A second reason conservatives should worry about Wal-Martâs low pay is that it is subsidized by taxpayers. Many Wal-Mart workers, earning wages not far above the poverty line, qualify for government aid via Medicaid, food stamps, and the Earned Income Tax Credit. So it is that a 2004 study by scholars at UC Berkeley found that âReliance by Wal-Mart workers on public assistance programs in California comes at a cost to the taxpayers of an estimated $86 million annually; this is comprised of $32 million in health related expenses and $54 million in other assistance.â
That study was conducted when Wal-Mart employed just 44,000 workers in California. Multiply these findings based on a national labor force of 2.2 million and you get a sense of the huge cost of Wal-Martâs low-wage model to the U.S. Treasury. Moreover, the Wal-Mart employees relying on government aid are clearly part of the âdeservingâ poor â people who are working and trying to get ahead. So whacking programs like the EITC that are designed to incentivize work is not the solution here.
Bobby Jindal and other conservatives argue that the GOP should fight subsidies to business both on free market principle and to show they are sticking up for Main Street. If these leaders can recognize that Wal-Mart is now one of the most heavily subsidized companies in America, itâs not a big leap to push Wal-Mart to pay its workers better so they can be more self-reliant and lean less on government help.
Jindal would also do well to channel the spirit of Henry Ford, who famously argued that capital had to share the wealth with labor if ordinary Americans were going to have enough purchasing power to buy stuff and stimulate growth. Earlier Republican leaders embraced this logic, and there is no reason why todayâs GOP canât as well.
Fordâs thinking is especially appealing now, with every political leader looking for ways to boost consumer spending. A study by Demos (where Iâm a senior fellow) found that if the retail sector paid more â $25,000 per year for full-time workers â it would increase GDP between $11.8 billion and $15.2 billion over the next year and create 100,000 to 132,000 additional jobs. And, just as Ford argued, retailers themselves would do more business â between $4 billion and $5 billion in additional annual sales for the sector.

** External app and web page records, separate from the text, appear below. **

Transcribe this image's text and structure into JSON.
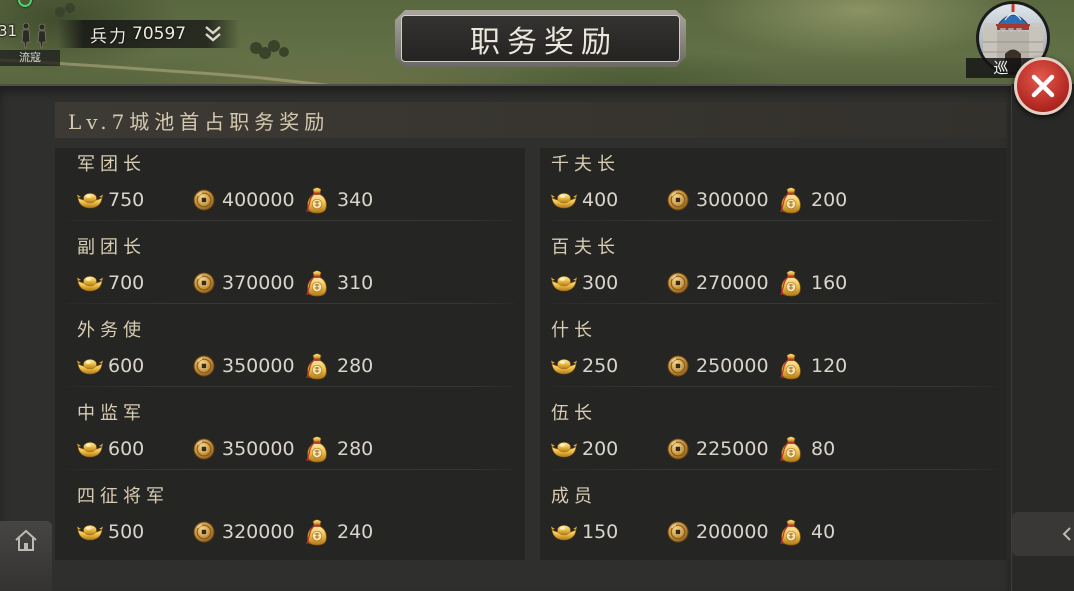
{
  "hud": {
    "army_count": "31",
    "troops_label": "兵力",
    "troops_value": "70597",
    "bandit_label": "流寇",
    "patrol_label": "巡"
  },
  "title": "职务奖励",
  "header": "Lv.7城池首占职务奖励",
  "icons": {
    "status": "green-ring-icon",
    "soldiers": "soldiers-icon",
    "troops_toggle": "double-chevron-down-icon",
    "city": "castle-icon",
    "close": "close-icon",
    "home": "home-icon",
    "side_tab": "chevron-left-icon",
    "reward_ingot": "gold-ingot-icon",
    "reward_coin": "copper-coin-icon",
    "reward_pouch": "treasure-pouch-icon"
  },
  "colors": {
    "panel_background": "#2f2f2d",
    "column_background": "#252523",
    "rank_text": "#d8ccb3",
    "value_text": "#d9d5cc",
    "title_text": "#ebe7dd",
    "close_button": "#c8342c",
    "ingot_gold": "#f0c04a",
    "status_ring": "#4fd16a"
  },
  "columns": [
    {
      "entries": [
        {
          "title": "军团长",
          "ingot": "750",
          "coin": "400000",
          "pouch": "340"
        },
        {
          "title": "副团长",
          "ingot": "700",
          "coin": "370000",
          "pouch": "310"
        },
        {
          "title": "外务使",
          "ingot": "600",
          "coin": "350000",
          "pouch": "280"
        },
        {
          "title": "中监军",
          "ingot": "600",
          "coin": "350000",
          "pouch": "280"
        },
        {
          "title": "四征将军",
          "ingot": "500",
          "coin": "320000",
          "pouch": "240"
        }
      ]
    },
    {
      "entries": [
        {
          "title": "千夫长",
          "ingot": "400",
          "coin": "300000",
          "pouch": "200"
        },
        {
          "title": "百夫长",
          "ingot": "300",
          "coin": "270000",
          "pouch": "160"
        },
        {
          "title": "什长",
          "ingot": "250",
          "coin": "250000",
          "pouch": "120"
        },
        {
          "title": "伍长",
          "ingot": "200",
          "coin": "225000",
          "pouch": "80"
        },
        {
          "title": "成员",
          "ingot": "150",
          "coin": "200000",
          "pouch": "40"
        }
      ]
    }
  ]
}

But what about those cheap consumer goods that are supposedly such a boon for low-income households? Well, it turns out that this is largely a false tradeoff. The Demos study found that even if retailers passed along 100 percent of the cost of higher wages to consumers â instead, say, of reaping lower profits â shoppers would see prices
increase by just 1 percent. One reason is that cheap offshore production, along with various efficiencies, mainly explains why prices on consumer goods are so low. Retailers like Costco and Trader Joeâs pay higher wages and still offer low prices.
Smart Republicans know that their party needs to begin standing with the bottom 47 percent, not snickering at them. Given just how many of these Americans work at Wal-Mart, or similar stores, pushing retail to pay more is a good way to start the GOPâs reinvention.
PHOTO:Â Protesters demonstrate outside a Walmart store in Chicago November 23, 2012. Black Friday, the day following the Thanksgiving Day holiday, has traditionally been the busiest shopping day in the United States. REUTERS/John Gress